For Japanese New Year, we put an ornament called “Kadomatsu” in front of Liberty Cove House and Liberty House Yokosuka’s gates and place “Kagami-Mochi” at the Concierge desk.
A kadomatsu (literally “gate pine”) is a traditional Japanese decoration of the New Year placed in pairs in front of homes to welcome ancestral spirits or kami (kami are the spirits or phenomena that are worshipped in the religion of Shinto) of the harvest. They are placed after Christmas until January 7 (or January 15 during the Edo period) and are considered temporary housing (shintai) for kami.
“The fundamental function of the New Year ceremonies is to honor and receive the toshigami (deity), who will then bring a bountiful harvest for farmers and bestow the ancestors’ blessing on everyone.” After January 15 (or in many instances the 19th) the kadomatsu is burned to appease the kami or toshigami and release them.
This is Kagami mochi, literally mirror rice cake, is a traditional Japanese New Year decoration.
The two mochi discs are variously said to symbolize the going and coming years, the human heart, or the moon and the sun.
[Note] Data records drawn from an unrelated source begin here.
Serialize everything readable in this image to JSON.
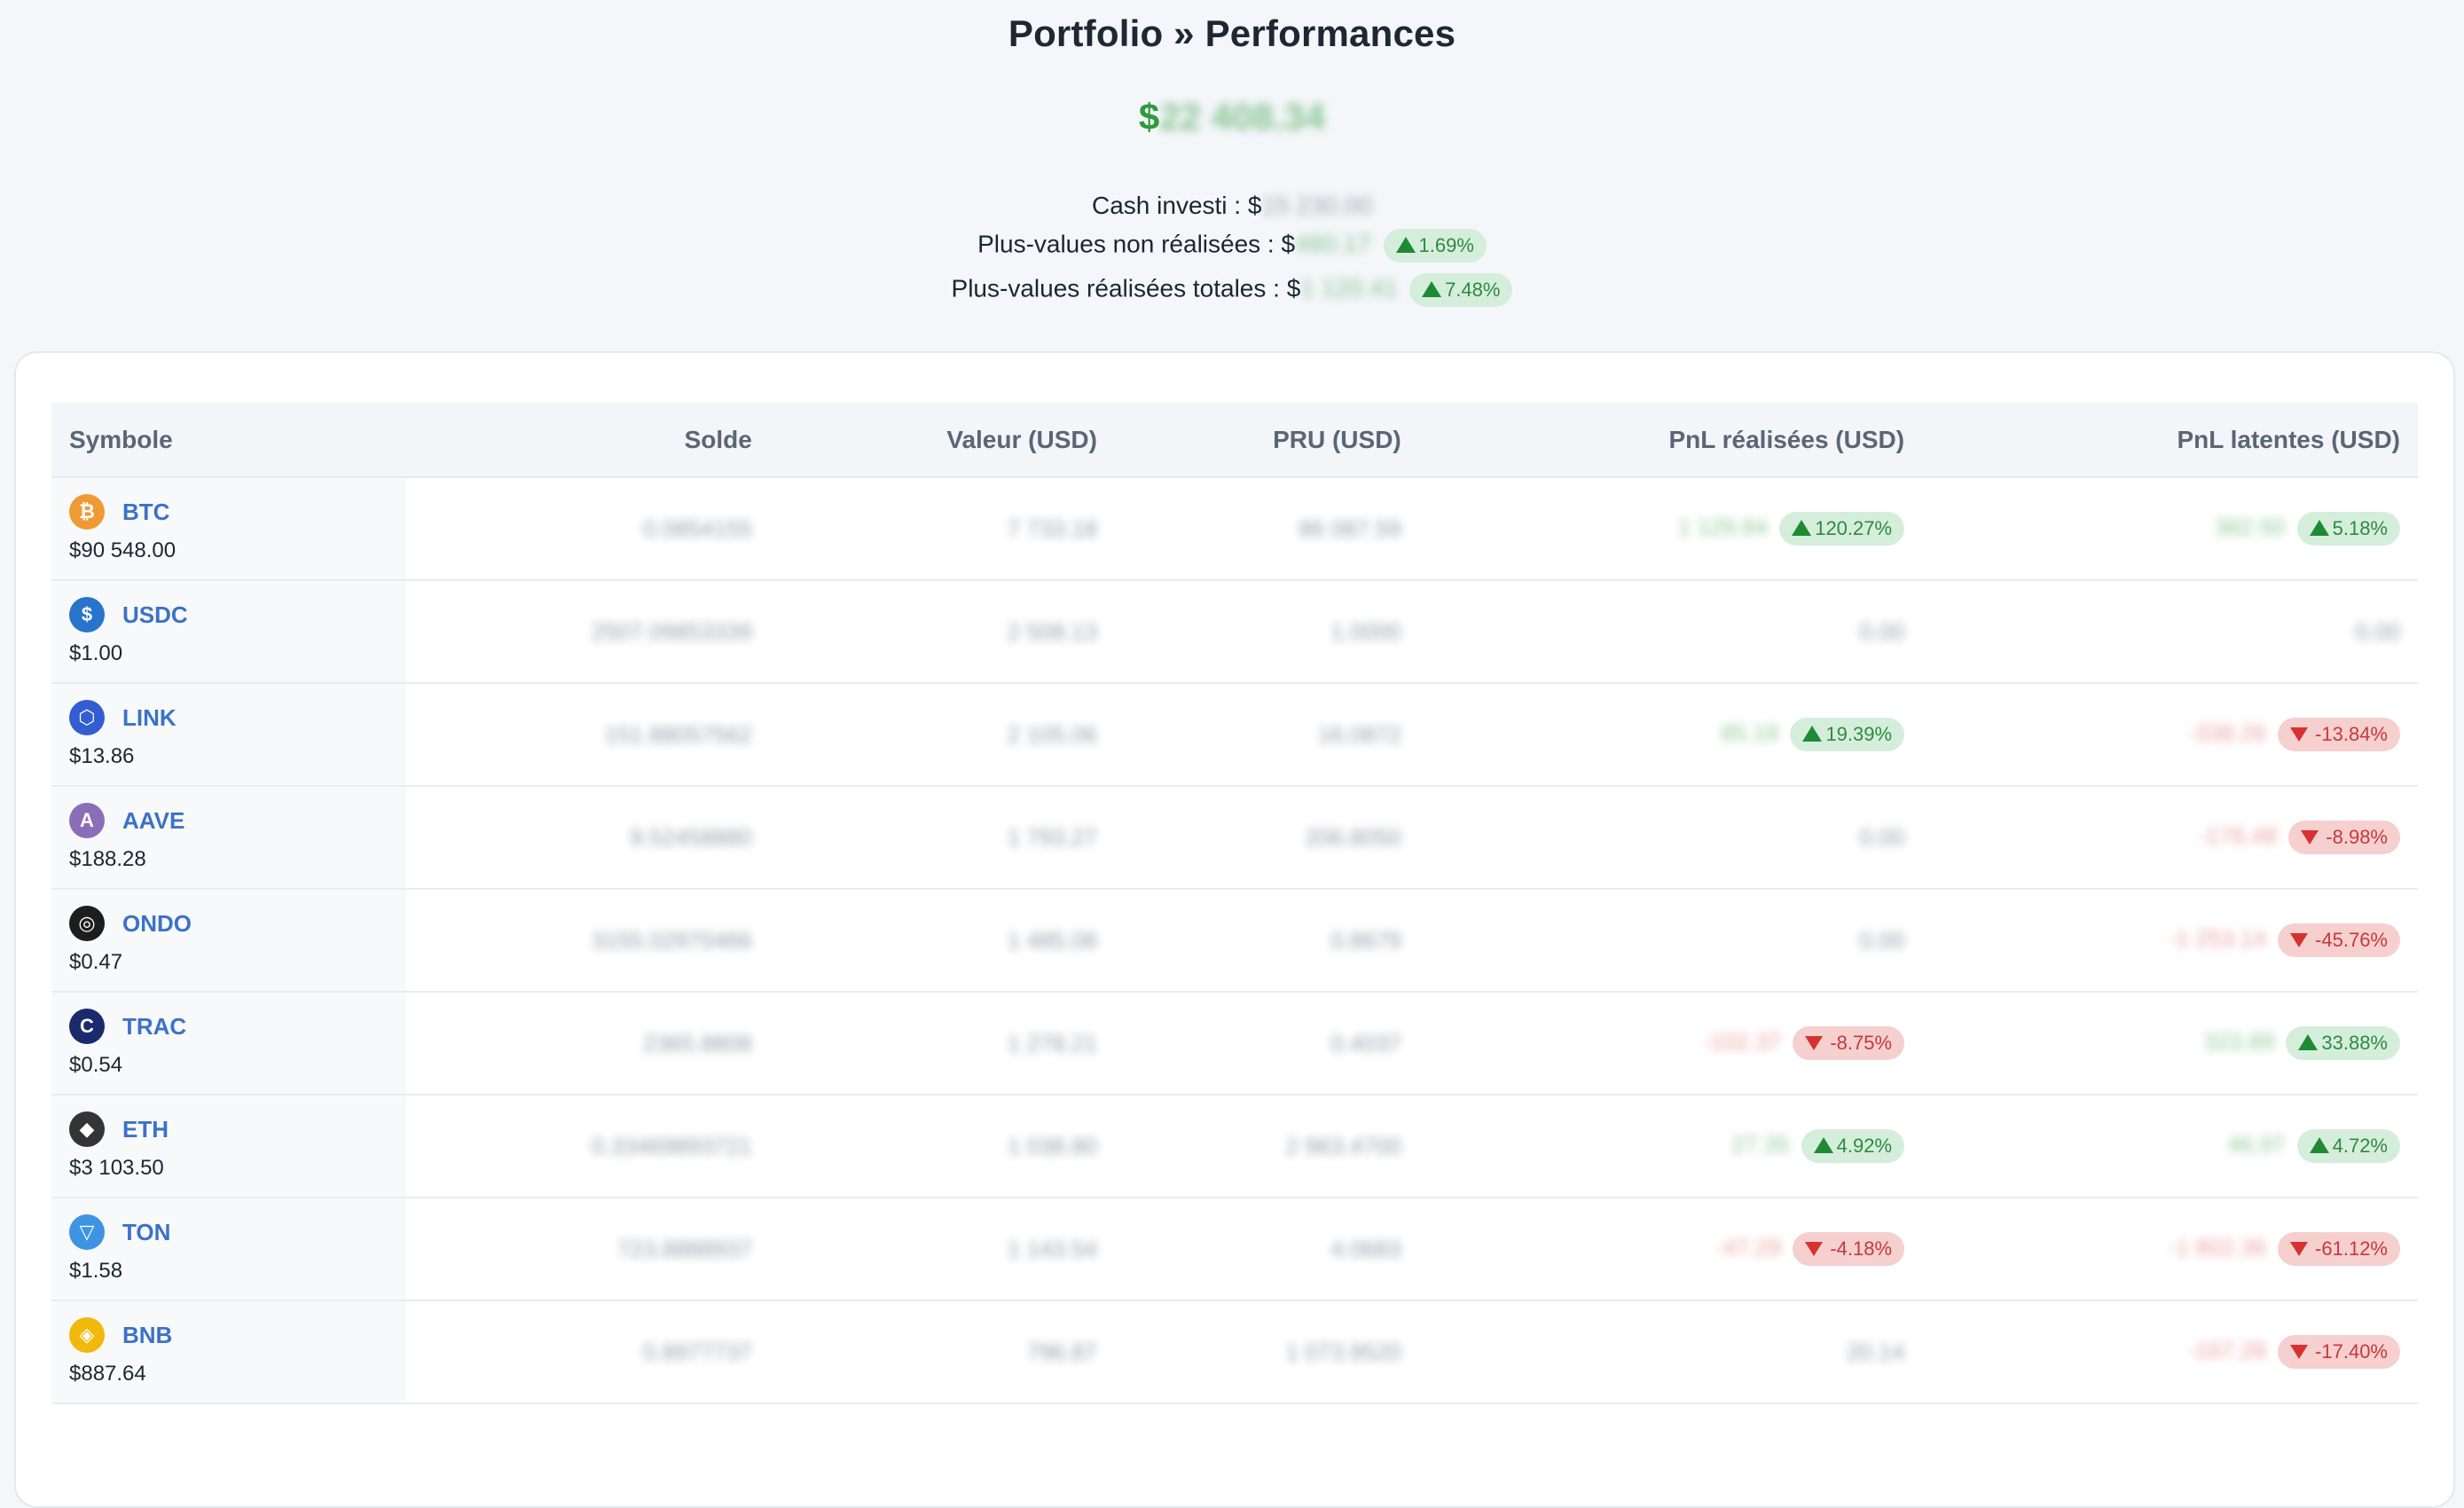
{
  "page": {
    "title": "Portfolio » Performances",
    "total_prefix": "$",
    "total_value": "22 408.34",
    "cash_label": "Cash investi : $",
    "cash_value": "15 230.00",
    "unrealized_label": "Plus-values non réalisées : $",
    "unrealized_value": "480.17",
    "unrealized_pct": "1.69%",
    "realized_label": "Plus-values réalisées totales : $",
    "realized_value": "1 120.41",
    "realized_pct": "7.48%"
  },
  "table": {
    "headers": [
      "Symbole",
      "Solde",
      "Valeur (USD)",
      "PRU (USD)",
      "PnL réalisées (USD)",
      "PnL latentes (USD)"
    ],
    "rows": [
      {
        "symbol": "BTC",
        "price": "$90 548.00",
        "icon": "bitcoin-icon",
        "color": "#f09a34",
        "solde": "0.0854155",
        "valeur": "7 733.18",
        "pru": "86 087.59",
        "pnl_r": "1 129.84",
        "pnl_r_pct": "120.27%",
        "pnl_r_dir": "up",
        "pnl_l": "382.50",
        "pnl_l_pct": "5.18%",
        "pnl_l_dir": "up"
      },
      {
        "symbol": "USDC",
        "price": "$1.00",
        "icon": "usdc-icon",
        "color": "#2775ca",
        "solde": "2507.09853339",
        "valeur": "2 508.13",
        "pru": "1.0000",
        "pnl_r": "0.00",
        "pnl_r_pct": "",
        "pnl_r_dir": "",
        "pnl_l": "0.00",
        "pnl_l_pct": "",
        "pnl_l_dir": ""
      },
      {
        "symbol": "LINK",
        "price": "$13.86",
        "icon": "chainlink-icon",
        "color": "#335dd2",
        "solde": "151.88057562",
        "valeur": "2 105.06",
        "pru": "16.0872",
        "pnl_r": "85.19",
        "pnl_r_pct": "19.39%",
        "pnl_r_dir": "up",
        "pnl_l": "-338.26",
        "pnl_l_pct": "-13.84%",
        "pnl_l_dir": "down"
      },
      {
        "symbol": "AAVE",
        "price": "$188.28",
        "icon": "aave-icon",
        "color": "#8a6fb8",
        "solde": "9.52458880",
        "valeur": "1 793.27",
        "pru": "206.8050",
        "pnl_r": "0.00",
        "pnl_r_pct": "",
        "pnl_r_dir": "",
        "pnl_l": "-176.48",
        "pnl_l_pct": "-8.98%",
        "pnl_l_dir": "down"
      },
      {
        "symbol": "ONDO",
        "price": "$0.47",
        "icon": "ondo-icon",
        "color": "#1d1d1d",
        "solde": "3155.02970466",
        "valeur": "1 485.08",
        "pru": "0.8679",
        "pnl_r": "0.00",
        "pnl_r_pct": "",
        "pnl_r_dir": "",
        "pnl_l": "-1 253.14",
        "pnl_l_pct": "-45.76%",
        "pnl_l_dir": "down"
      },
      {
        "symbol": "TRAC",
        "price": "$0.54",
        "icon": "trac-icon",
        "color": "#1a2a6c",
        "solde": "2365.8808",
        "valeur": "1 278.21",
        "pru": "0.4037",
        "pnl_r": "-102.37",
        "pnl_r_pct": "-8.75%",
        "pnl_r_dir": "down",
        "pnl_l": "323.89",
        "pnl_l_pct": "33.88%",
        "pnl_l_dir": "up"
      },
      {
        "symbol": "ETH",
        "price": "$3 103.50",
        "icon": "ethereum-icon",
        "color": "#343434",
        "solde": "0.33469893721",
        "valeur": "1 038.80",
        "pru": "2 963.4700",
        "pnl_r": "27.35",
        "pnl_r_pct": "4.92%",
        "pnl_r_dir": "up",
        "pnl_l": "46.97",
        "pnl_l_pct": "4.72%",
        "pnl_l_dir": "up"
      },
      {
        "symbol": "TON",
        "price": "$1.58",
        "icon": "toncoin-icon",
        "color": "#3c94e2",
        "solde": "723.8888937",
        "valeur": "1 143.54",
        "pru": "4.0683",
        "pnl_r": "-47.29",
        "pnl_r_pct": "-4.18%",
        "pnl_r_dir": "down",
        "pnl_l": "-1 802.36",
        "pnl_l_pct": "-61.12%",
        "pnl_l_dir": "down"
      },
      {
        "symbol": "BNB",
        "price": "$887.64",
        "icon": "bnb-icon",
        "color": "#f0b90b",
        "solde": "0.8977737",
        "valeur": "796.87",
        "pru": "1 073.9520",
        "pnl_r": "20.14",
        "pnl_r_pct": "",
        "pnl_r_dir": "",
        "pnl_l": "-167.28",
        "pnl_l_pct": "-17.40%",
        "pnl_l_dir": "down"
      }
    ]
  }
}
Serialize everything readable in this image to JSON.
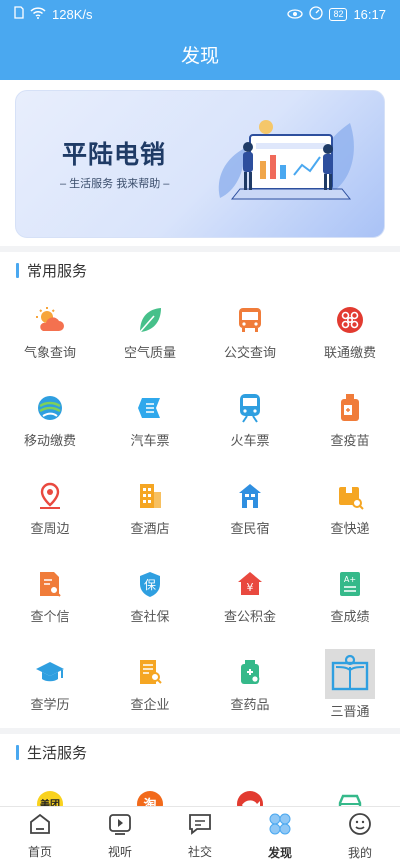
{
  "status": {
    "speed": "128K/s",
    "battery": "82",
    "time": "16:17"
  },
  "title": "发现",
  "banner": {
    "title": "平陆电销",
    "subtitle": "– 生活服务  我来帮助 –"
  },
  "common": {
    "heading": "常用服务",
    "items": [
      {
        "label": "气象查询",
        "icon": "weather-icon"
      },
      {
        "label": "空气质量",
        "icon": "leaf-icon"
      },
      {
        "label": "公交查询",
        "icon": "bus-icon"
      },
      {
        "label": "联通缴费",
        "icon": "unicom-icon"
      },
      {
        "label": "移动缴费",
        "icon": "china-mobile-icon"
      },
      {
        "label": "汽车票",
        "icon": "ticket-icon"
      },
      {
        "label": "火车票",
        "icon": "train-icon"
      },
      {
        "label": "查疫苗",
        "icon": "vaccine-icon"
      },
      {
        "label": "查周边",
        "icon": "location-icon"
      },
      {
        "label": "查酒店",
        "icon": "hotel-icon"
      },
      {
        "label": "查民宿",
        "icon": "homestay-icon"
      },
      {
        "label": "查快递",
        "icon": "parcel-icon"
      },
      {
        "label": "查个信",
        "icon": "credit-icon"
      },
      {
        "label": "查社保",
        "icon": "social-security-icon"
      },
      {
        "label": "查公积金",
        "icon": "housing-fund-icon"
      },
      {
        "label": "查成绩",
        "icon": "grades-icon"
      },
      {
        "label": "查学历",
        "icon": "graduation-cap-icon"
      },
      {
        "label": "查企业",
        "icon": "company-icon"
      },
      {
        "label": "查药品",
        "icon": "medicine-icon"
      },
      {
        "label": "三晋通",
        "icon": "book-reader-icon"
      }
    ]
  },
  "life": {
    "heading": "生活服务",
    "items": [
      {
        "label": "美团",
        "icon": "meituan-icon"
      },
      {
        "label": "淘",
        "icon": "taobao-icon"
      },
      {
        "label": "",
        "icon": "fish-icon"
      },
      {
        "label": "",
        "icon": "car-icon"
      }
    ]
  },
  "tabs": [
    {
      "label": "首页",
      "icon": "home-icon"
    },
    {
      "label": "视听",
      "icon": "video-icon"
    },
    {
      "label": "社交",
      "icon": "chat-icon"
    },
    {
      "label": "发现",
      "icon": "discover-icon"
    },
    {
      "label": "我的",
      "icon": "profile-icon"
    }
  ],
  "colors": {
    "primary": "#4aa8f0"
  }
}
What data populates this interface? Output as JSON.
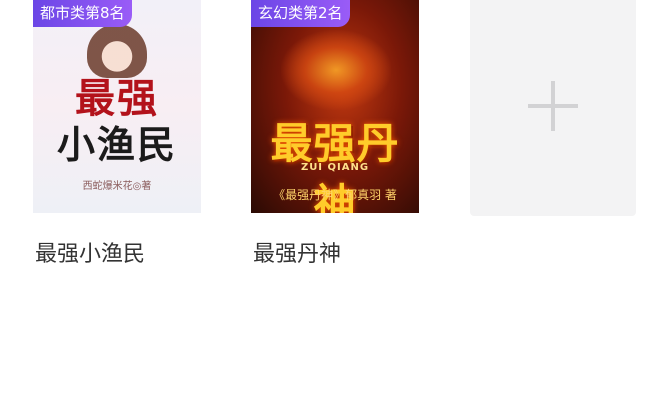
{
  "books": [
    {
      "rank_badge": "都市类第8名",
      "title": "最强小渔民",
      "cover": {
        "title_line1": "最强",
        "title_line2": "小渔民",
        "author": "西蛇爆米花◎著"
      }
    },
    {
      "rank_badge": "玄幻类第2名",
      "title": "最强丹神",
      "cover": {
        "title": "最强丹神",
        "subtitle": "ZUI QIANG",
        "author": "《最强丹神》郁真羽 著"
      }
    }
  ],
  "add_card": {
    "icon": "plus-icon"
  }
}
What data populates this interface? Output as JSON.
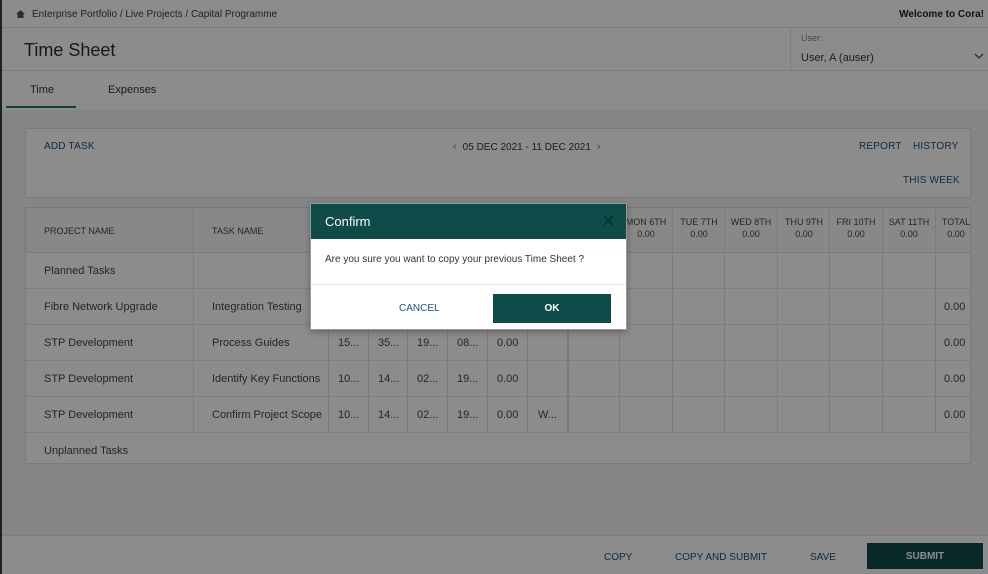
{
  "topbar": {
    "breadcrumb": "Enterprise Portfolio / Live Projects / Capital Programme",
    "welcome": "Welcome to Cora!"
  },
  "header": {
    "title": "Time Sheet",
    "user_label": "User:",
    "user_value": "User, A (auser)"
  },
  "tabs": [
    "Time",
    "Expenses"
  ],
  "toolbar": {
    "add_task": "ADD TASK",
    "date_range": "05 DEC 2021 - 11 DEC 2021",
    "report": "REPORT",
    "history": "HISTORY",
    "this_week": "THIS WEEK"
  },
  "grid": {
    "col_project": "PROJECT NAME",
    "col_task": "TASK NAME",
    "days": [
      {
        "label": "MON 6TH",
        "value": "0.00"
      },
      {
        "label": "TUE 7TH",
        "value": "0.00"
      },
      {
        "label": "WED 8TH",
        "value": "0.00"
      },
      {
        "label": "THU 9TH",
        "value": "0.00"
      },
      {
        "label": "FRI 10TH",
        "value": "0.00"
      },
      {
        "label": "SAT 11TH",
        "value": "0.00"
      },
      {
        "label": "TOTAL",
        "value": "0.00"
      }
    ],
    "planned_label": "Planned Tasks",
    "unplanned_label": "Unplanned Tasks",
    "rows": [
      {
        "project": "Fibre Network Upgrade",
        "task": "Integration Testing",
        "c1": "",
        "c2": "",
        "c3": "",
        "c4": "",
        "c5": "",
        "c6": "",
        "total": "0.00"
      },
      {
        "project": "STP Development",
        "task": "Process Guides",
        "c1": "15...",
        "c2": "35...",
        "c3": "19...",
        "c4": "08...",
        "c5": "0.00",
        "c6": "",
        "total": "0.00"
      },
      {
        "project": "STP Development",
        "task": "Identify Key Functions",
        "c1": "10...",
        "c2": "14...",
        "c3": "02...",
        "c4": "19...",
        "c5": "0.00",
        "c6": "",
        "total": "0.00"
      },
      {
        "project": "STP Development",
        "task": "Confirm Project Scope",
        "c1": "10...",
        "c2": "14...",
        "c3": "02...",
        "c4": "19...",
        "c5": "0.00",
        "c6": "W...",
        "total": "0.00"
      }
    ]
  },
  "bottombar": {
    "copy": "COPY",
    "copy_submit": "COPY AND SUBMIT",
    "save": "SAVE",
    "submit": "SUBMIT"
  },
  "modal": {
    "title": "Confirm",
    "message": "Are you sure you want to copy your previous Time Sheet ?",
    "cancel": "CANCEL",
    "ok": "OK"
  },
  "colors": {
    "accent": "#0f4c49",
    "link": "#1f4e79"
  }
}
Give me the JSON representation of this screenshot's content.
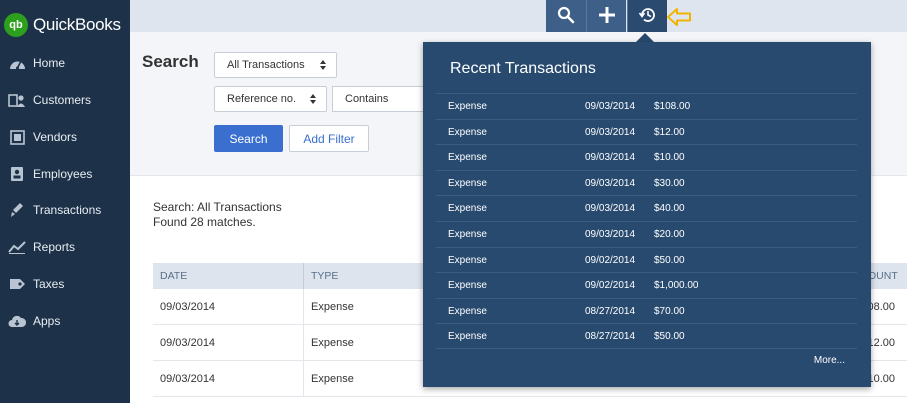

The “daidai”(a Japanese bitter orange), whose name means “generations”, is said to symbolize the continuation of a family from generation to generation.
It is traditionally broken and eaten in a Shinto ritual called Kagami biraki (mirror opening) on the second Saturday or Sunday of January.